__Provided records__:
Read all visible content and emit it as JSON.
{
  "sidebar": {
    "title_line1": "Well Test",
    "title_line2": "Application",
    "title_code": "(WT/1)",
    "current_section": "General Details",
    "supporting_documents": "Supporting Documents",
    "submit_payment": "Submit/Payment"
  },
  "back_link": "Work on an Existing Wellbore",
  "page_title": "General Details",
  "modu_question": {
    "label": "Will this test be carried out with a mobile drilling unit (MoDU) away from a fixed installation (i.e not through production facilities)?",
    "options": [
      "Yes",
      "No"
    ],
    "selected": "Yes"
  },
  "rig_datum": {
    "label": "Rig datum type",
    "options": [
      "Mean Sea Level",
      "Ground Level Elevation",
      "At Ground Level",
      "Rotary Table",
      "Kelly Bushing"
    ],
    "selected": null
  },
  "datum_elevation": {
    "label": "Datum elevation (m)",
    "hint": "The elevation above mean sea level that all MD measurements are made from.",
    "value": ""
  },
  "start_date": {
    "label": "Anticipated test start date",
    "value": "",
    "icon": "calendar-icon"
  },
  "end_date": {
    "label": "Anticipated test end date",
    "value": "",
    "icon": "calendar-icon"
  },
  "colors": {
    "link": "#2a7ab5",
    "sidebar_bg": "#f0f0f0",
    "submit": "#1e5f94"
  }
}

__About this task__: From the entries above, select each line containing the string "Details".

__Exercise output__:
    "current_section": "General Details",
  "page_title": "General Details",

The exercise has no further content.